Gather the lines below that include the string "this", copying each in full.
___ Entries shown ___
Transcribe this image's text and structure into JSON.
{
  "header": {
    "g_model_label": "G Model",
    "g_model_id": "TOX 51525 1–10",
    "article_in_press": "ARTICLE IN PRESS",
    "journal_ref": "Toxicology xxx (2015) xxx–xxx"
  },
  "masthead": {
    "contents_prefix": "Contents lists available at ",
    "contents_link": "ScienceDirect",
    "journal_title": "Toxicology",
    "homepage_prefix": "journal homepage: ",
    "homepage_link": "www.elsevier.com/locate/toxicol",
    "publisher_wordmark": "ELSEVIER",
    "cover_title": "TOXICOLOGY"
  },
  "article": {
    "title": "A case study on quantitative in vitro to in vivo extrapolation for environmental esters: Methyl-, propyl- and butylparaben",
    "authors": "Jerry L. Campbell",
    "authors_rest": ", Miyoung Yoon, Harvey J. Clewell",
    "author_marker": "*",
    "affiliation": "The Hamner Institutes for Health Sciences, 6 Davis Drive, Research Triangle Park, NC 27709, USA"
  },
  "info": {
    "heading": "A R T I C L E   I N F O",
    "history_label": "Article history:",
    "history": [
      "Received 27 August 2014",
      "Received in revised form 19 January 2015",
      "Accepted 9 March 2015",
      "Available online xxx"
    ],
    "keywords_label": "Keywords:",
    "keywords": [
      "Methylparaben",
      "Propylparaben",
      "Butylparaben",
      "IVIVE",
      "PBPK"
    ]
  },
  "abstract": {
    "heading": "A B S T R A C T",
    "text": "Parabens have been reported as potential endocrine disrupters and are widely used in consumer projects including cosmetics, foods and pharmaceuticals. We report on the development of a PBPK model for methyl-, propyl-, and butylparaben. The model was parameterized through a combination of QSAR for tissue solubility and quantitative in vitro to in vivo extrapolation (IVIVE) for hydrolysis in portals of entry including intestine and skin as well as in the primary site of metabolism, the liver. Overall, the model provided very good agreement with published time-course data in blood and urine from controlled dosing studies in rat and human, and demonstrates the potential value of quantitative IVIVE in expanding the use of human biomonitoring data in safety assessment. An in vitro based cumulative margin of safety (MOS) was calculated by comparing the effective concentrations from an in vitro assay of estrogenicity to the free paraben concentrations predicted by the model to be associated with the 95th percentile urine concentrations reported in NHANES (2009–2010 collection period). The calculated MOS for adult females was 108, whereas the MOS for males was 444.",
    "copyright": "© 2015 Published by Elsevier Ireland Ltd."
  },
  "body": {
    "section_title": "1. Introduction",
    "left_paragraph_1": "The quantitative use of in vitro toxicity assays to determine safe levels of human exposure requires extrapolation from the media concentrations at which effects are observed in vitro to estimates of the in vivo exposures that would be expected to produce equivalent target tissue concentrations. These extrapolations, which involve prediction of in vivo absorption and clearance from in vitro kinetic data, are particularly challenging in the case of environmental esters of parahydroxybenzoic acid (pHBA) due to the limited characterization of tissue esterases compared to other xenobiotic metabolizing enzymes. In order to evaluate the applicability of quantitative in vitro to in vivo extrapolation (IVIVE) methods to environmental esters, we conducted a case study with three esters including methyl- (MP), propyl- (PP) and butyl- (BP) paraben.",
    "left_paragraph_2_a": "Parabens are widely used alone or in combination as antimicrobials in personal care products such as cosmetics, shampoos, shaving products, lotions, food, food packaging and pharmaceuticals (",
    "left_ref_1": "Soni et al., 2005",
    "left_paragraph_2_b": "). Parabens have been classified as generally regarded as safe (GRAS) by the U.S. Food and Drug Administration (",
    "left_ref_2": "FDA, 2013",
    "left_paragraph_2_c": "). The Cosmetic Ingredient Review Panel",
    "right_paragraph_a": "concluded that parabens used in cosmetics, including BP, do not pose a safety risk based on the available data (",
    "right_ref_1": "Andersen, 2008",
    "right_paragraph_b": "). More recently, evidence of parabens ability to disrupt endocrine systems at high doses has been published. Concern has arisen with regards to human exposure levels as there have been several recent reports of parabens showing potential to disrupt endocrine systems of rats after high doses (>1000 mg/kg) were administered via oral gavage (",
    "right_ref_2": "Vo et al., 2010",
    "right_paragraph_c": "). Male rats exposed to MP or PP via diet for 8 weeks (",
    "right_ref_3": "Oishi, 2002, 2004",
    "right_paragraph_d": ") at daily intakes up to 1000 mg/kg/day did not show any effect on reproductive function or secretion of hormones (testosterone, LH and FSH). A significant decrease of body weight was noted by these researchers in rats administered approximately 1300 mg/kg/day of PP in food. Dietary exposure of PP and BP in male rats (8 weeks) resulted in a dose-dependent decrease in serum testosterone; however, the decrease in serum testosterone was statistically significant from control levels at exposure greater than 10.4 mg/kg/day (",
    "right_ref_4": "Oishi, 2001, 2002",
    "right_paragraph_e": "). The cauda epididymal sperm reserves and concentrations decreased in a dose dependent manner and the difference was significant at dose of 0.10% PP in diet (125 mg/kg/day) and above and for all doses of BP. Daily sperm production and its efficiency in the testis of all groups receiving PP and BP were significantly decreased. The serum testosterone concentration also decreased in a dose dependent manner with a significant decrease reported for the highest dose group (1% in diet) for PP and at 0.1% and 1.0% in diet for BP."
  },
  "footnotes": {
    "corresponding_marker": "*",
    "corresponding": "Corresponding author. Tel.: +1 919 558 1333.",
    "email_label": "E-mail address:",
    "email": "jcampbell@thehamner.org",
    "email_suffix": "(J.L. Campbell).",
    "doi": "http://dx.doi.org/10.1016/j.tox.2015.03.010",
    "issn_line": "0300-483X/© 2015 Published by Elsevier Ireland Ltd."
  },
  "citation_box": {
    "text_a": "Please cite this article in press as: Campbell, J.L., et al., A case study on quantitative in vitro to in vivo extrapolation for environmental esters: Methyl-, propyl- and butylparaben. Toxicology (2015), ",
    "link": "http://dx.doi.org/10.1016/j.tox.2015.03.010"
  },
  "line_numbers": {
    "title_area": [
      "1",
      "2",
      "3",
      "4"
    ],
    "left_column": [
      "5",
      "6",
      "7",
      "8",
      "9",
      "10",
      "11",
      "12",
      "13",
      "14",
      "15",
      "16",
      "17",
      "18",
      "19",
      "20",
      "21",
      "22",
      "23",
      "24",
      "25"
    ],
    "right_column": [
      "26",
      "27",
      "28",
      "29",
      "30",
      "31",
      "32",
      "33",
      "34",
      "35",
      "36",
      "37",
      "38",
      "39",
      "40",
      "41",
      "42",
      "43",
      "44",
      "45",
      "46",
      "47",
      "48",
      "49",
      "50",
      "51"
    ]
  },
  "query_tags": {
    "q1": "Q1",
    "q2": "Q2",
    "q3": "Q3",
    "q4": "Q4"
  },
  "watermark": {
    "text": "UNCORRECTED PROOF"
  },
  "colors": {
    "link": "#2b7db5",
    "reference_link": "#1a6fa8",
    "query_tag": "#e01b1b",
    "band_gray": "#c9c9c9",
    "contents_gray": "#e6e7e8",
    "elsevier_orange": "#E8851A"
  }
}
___
■ Task output:
Transcribe this image's text and structure into JSON.
    "text_a": "Please cite this article in press as: Campbell, J.L., et al., A case study on quantitative in vitro to in vivo extrapolation for environmental esters: Methyl-, propyl- and butylparaben. Toxicology (2015), ",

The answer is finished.